A word-for-word restatement of the data is what is needed.

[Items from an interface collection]

*** Begin section ***

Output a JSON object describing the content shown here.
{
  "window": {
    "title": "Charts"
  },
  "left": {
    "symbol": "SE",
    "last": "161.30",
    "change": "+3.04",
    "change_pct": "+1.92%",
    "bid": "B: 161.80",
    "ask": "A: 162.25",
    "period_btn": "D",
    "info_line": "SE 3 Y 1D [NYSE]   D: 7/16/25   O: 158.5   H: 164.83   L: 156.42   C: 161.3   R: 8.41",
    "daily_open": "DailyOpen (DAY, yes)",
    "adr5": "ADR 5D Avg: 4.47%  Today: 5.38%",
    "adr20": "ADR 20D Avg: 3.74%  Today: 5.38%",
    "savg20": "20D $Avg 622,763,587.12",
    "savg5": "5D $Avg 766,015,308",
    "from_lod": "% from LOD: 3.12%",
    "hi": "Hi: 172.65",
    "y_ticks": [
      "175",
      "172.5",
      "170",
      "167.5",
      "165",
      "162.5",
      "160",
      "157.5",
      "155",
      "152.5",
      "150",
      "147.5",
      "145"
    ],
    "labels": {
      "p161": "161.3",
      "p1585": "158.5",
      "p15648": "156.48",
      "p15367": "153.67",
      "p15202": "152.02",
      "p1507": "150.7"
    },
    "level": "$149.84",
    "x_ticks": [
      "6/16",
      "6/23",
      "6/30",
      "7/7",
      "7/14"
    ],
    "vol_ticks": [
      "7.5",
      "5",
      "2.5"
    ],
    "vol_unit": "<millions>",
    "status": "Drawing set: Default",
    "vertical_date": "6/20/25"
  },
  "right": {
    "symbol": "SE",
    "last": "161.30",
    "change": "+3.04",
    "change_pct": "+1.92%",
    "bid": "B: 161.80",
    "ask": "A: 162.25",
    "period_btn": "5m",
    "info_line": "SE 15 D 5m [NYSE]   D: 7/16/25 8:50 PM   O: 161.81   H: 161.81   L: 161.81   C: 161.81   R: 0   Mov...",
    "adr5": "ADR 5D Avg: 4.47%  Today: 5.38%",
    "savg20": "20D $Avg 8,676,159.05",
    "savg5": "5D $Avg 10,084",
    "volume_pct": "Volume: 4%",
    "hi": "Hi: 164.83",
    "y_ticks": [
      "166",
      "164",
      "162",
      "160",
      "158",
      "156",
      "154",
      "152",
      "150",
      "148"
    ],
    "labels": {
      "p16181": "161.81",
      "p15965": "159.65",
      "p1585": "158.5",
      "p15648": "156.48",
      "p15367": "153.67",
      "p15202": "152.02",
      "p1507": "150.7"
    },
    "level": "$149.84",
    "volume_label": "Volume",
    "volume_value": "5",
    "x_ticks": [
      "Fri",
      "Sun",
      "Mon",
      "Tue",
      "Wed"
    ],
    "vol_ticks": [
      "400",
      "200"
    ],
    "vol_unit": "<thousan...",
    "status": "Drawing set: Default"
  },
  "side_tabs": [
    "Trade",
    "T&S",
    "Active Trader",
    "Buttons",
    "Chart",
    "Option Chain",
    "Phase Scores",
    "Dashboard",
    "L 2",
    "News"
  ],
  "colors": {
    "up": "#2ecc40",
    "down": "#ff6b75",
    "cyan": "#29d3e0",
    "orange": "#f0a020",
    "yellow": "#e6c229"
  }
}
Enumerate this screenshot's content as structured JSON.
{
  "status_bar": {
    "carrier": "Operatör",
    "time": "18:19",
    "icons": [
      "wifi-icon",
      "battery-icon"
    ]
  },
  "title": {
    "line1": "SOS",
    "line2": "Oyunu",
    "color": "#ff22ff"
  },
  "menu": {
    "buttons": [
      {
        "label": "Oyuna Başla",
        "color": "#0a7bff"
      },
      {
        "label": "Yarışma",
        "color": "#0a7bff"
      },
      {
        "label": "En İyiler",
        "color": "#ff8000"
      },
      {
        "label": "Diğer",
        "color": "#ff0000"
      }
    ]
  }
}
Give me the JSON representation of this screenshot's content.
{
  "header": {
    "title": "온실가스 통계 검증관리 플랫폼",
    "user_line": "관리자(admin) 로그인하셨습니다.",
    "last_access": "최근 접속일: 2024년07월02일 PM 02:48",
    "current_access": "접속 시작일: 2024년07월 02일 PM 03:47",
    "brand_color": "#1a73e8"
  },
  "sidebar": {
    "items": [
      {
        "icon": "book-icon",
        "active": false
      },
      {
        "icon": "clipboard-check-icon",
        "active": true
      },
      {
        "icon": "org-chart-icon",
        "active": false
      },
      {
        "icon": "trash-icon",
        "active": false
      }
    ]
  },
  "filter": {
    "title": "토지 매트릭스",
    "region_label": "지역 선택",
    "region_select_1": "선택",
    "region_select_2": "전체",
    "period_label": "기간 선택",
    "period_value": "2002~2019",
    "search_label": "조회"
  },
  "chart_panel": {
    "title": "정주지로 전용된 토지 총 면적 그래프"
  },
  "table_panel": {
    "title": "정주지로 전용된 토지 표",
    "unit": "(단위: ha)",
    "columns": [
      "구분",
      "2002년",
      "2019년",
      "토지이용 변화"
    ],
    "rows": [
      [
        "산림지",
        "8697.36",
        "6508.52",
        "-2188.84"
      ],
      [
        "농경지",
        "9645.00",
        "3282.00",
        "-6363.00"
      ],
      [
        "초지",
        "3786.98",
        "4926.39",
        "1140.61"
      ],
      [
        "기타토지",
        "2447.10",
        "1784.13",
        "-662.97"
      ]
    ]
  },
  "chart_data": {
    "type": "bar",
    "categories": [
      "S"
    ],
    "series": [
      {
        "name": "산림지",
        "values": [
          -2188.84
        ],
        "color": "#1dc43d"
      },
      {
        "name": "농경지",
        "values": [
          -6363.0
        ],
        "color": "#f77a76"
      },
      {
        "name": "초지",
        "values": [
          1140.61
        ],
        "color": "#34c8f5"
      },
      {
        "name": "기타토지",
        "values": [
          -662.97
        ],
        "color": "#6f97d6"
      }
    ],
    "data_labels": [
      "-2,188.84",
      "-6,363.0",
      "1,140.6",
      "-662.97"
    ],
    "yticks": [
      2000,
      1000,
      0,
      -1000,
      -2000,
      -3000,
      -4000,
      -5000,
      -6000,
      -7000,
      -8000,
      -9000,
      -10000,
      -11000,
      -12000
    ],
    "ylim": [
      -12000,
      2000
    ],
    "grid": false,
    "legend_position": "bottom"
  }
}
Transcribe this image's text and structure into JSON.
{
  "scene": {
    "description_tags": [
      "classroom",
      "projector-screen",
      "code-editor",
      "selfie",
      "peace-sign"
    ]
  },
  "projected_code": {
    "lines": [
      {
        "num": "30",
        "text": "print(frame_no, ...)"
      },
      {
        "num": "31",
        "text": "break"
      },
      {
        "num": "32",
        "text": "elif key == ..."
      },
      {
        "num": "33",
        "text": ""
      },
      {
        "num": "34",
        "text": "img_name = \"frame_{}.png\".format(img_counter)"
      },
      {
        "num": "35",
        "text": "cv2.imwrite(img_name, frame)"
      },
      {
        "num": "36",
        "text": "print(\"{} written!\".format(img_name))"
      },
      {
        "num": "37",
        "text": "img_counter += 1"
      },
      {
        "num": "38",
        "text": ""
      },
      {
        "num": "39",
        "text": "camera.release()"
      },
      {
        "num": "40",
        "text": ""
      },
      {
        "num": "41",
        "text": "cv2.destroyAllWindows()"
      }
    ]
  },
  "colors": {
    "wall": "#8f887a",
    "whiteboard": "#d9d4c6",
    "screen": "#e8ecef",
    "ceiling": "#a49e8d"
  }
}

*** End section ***

• _YOUR SOLUTION_
Output a JSON object describing the content shown here.
{
  "window": {
    "title": "Charts"
  },
  "left": {
    "symbol": "SE",
    "last": "161.30",
    "change": "+3.04",
    "change_pct": "+1.92%",
    "bid": "B: 161.80",
    "ask": "A: 162.25",
    "period_btn": "D",
    "info_line": "SE 3 Y 1D [NYSE]   D: 7/16/25   O: 158.5   H: 164.83   L: 156.42   C: 161.3   R: 8.41",
    "daily_open": "DailyOpen (DAY, yes)",
    "adr5": "ADR 5D Avg: 4.47%  Today: 5.38%",
    "adr20": "ADR 20D Avg: 3.74%  Today: 5.38%",
    "savg20": "20D $Avg 622,763,587.12",
    "savg5": "5D $Avg 766,015,308",
    "from_lod": "% from LOD: 3.12%",
    "hi": "Hi: 172.65",
    "y_ticks": [
      "175",
      "172.5",
      "170",
      "167.5",
      "165",
      "162.5",
      "160",
      "157.5",
      "155",
      "152.5",
      "150",
      "147.5",
      "145"
    ],
    "labels": {
      "p161": "161.3",
      "p1585": "158.5",
      "p15648": "156.48",
      "p15367": "153.67",
      "p15202": "152.02",
      "p1507": "150.7"
    },
    "level": "$149.84",
    "x_ticks": [
      "6/16",
      "6/23",
      "6/30",
      "7/7",
      "7/14"
    ],
    "vol_ticks": [
      "7.5",
      "5",
      "2.5"
    ],
    "vol_unit": "<millions>",
    "status": "Drawing set: Default",
    "vertical_date": "6/20/25"
  },
  "right": {
    "symbol": "SE",
    "last": "161.30",
    "change": "+3.04",
    "change_pct": "+1.92%",
    "bid": "B: 161.80",
    "ask": "A: 162.25",
    "period_btn": "5m",
    "info_line": "SE 15 D 5m [NYSE]   D: 7/16/25 8:50 PM   O: 161.81   H: 161.81   L: 161.81   C: 161.81   R: 0   Mov...",
    "adr5": "ADR 5D Avg: 4.47%  Today: 5.38%",
    "savg20": "20D $Avg 8,676,159.05",
    "savg5": "5D $Avg 10,084",
    "volume_pct": "Volume: 4%",
    "hi": "Hi: 164.83",
    "y_ticks": [
      "166",
      "164",
      "162",
      "160",
      "158",
      "156",
      "154",
      "152",
      "150",
      "148"
    ],
    "labels": {
      "p16181": "161.81",
      "p15965": "159.65",
      "p1585": "158.5",
      "p15648": "156.48",
      "p15367": "153.67",
      "p15202": "152.02",
      "p1507": "150.7"
    },
    "level": "$149.84",
    "volume_label": "Volume",
    "volume_value": "5",
    "x_ticks": [
      "Fri",
      "Sun",
      "Mon",
      "Tue",
      "Wed"
    ],
    "vol_ticks": [
      "400",
      "200"
    ],
    "vol_unit": "<thousan...",
    "status": "Drawing set: Default"
  },
  "side_tabs": [
    "Trade",
    "T&S",
    "Active Trader",
    "Buttons",
    "Chart",
    "Option Chain",
    "Phase Scores",
    "Dashboard",
    "L 2",
    "News"
  ],
  "colors": {
    "up": "#2ecc40",
    "down": "#ff6b75",
    "cyan": "#29d3e0",
    "orange": "#f0a020",
    "yellow": "#e6c229"
  }
}
Enumerate this screenshot's content as structured JSON.
{
  "status_bar": {
    "carrier": "Operatör",
    "time": "18:19",
    "icons": [
      "wifi-icon",
      "battery-icon"
    ]
  },
  "title": {
    "line1": "SOS",
    "line2": "Oyunu",
    "color": "#ff22ff"
  },
  "menu": {
    "buttons": [
      {
        "label": "Oyuna Başla",
        "color": "#0a7bff"
      },
      {
        "label": "Yarışma",
        "color": "#0a7bff"
      },
      {
        "label": "En İyiler",
        "color": "#ff8000"
      },
      {
        "label": "Diğer",
        "color": "#ff0000"
      }
    ]
  }
}
Give me the JSON representation of this screenshot's content.
{
  "header": {
    "title": "온실가스 통계 검증관리 플랫폼",
    "user_line": "관리자(admin) 로그인하셨습니다.",
    "last_access": "최근 접속일: 2024년07월02일 PM 02:48",
    "current_access": "접속 시작일: 2024년07월 02일 PM 03:47",
    "brand_color": "#1a73e8"
  },
  "sidebar": {
    "items": [
      {
        "icon": "book-icon",
        "active": false
      },
      {
        "icon": "clipboard-check-icon",
        "active": true
      },
      {
        "icon": "org-chart-icon",
        "active": false
      },
      {
        "icon": "trash-icon",
        "active": false
      }
    ]
  },
  "filter": {
    "title": "토지 매트릭스",
    "region_label": "지역 선택",
    "region_select_1": "선택",
    "region_select_2": "전체",
    "period_label": "기간 선택",
    "period_value": "2002~2019",
    "search_label": "조회"
  },
  "chart_panel": {
    "title": "정주지로 전용된 토지 총 면적 그래프"
  },
  "table_panel": {
    "title": "정주지로 전용된 토지 표",
    "unit": "(단위: ha)",
    "columns": [
      "구분",
      "2002년",
      "2019년",
      "토지이용 변화"
    ],
    "rows": [
      [
        "산림지",
        "8697.36",
        "6508.52",
        "-2188.84"
      ],
      [
        "농경지",
        "9645.00",
        "3282.00",
        "-6363.00"
      ],
      [
        "초지",
        "3786.98",
        "4926.39",
        "1140.61"
      ],
      [
        "기타토지",
        "2447.10",
        "1784.13",
        "-662.97"
      ]
    ]
  },
  "chart_data": {
    "type": "bar",
    "categories": [
      "S"
    ],
    "series": [
      {
        "name": "산림지",
        "values": [
          -2188.84
        ],
        "color": "#1dc43d"
      },
      {
        "name": "농경지",
        "values": [
          -6363.0
        ],
        "color": "#f77a76"
      },
      {
        "name": "초지",
        "values": [
          1140.61
        ],
        "color": "#34c8f5"
      },
      {
        "name": "기타토지",
        "values": [
          -662.97
        ],
        "color": "#6f97d6"
      }
    ],
    "data_labels": [
      "-2,188.84",
      "-6,363.0",
      "1,140.6",
      "-662.97"
    ],
    "yticks": [
      2000,
      1000,
      0,
      -1000,
      -2000,
      -3000,
      -4000,
      -5000,
      -6000,
      -7000,
      -8000,
      -9000,
      -10000,
      -11000,
      -12000
    ],
    "ylim": [
      -12000,
      2000
    ],
    "grid": false,
    "legend_position": "bottom"
  }
}
Transcribe this image's text and structure into JSON.
{
  "scene": {
    "description_tags": [
      "classroom",
      "projector-screen",
      "code-editor",
      "selfie",
      "peace-sign"
    ]
  },
  "projected_code": {
    "lines": [
      {
        "num": "30",
        "text": "print(frame_no, ...)"
      },
      {
        "num": "31",
        "text": "break"
      },
      {
        "num": "32",
        "text": "elif key == ..."
      },
      {
        "num": "33",
        "text": ""
      },
      {
        "num": "34",
        "text": "img_name = \"frame_{}.png\".format(img_counter)"
      },
      {
        "num": "35",
        "text": "cv2.imwrite(img_name, frame)"
      },
      {
        "num": "36",
        "text": "print(\"{} written!\".format(img_name))"
      },
      {
        "num": "37",
        "text": "img_counter += 1"
      },
      {
        "num": "38",
        "text": ""
      },
      {
        "num": "39",
        "text": "camera.release()"
      },
      {
        "num": "40",
        "text": ""
      },
      {
        "num": "41",
        "text": "cv2.destroyAllWindows()"
      }
    ]
  },
  "colors": {
    "wall": "#8f887a",
    "whiteboard": "#d9d4c6",
    "screen": "#e8ecef",
    "ceiling": "#a49e8d"
  }
}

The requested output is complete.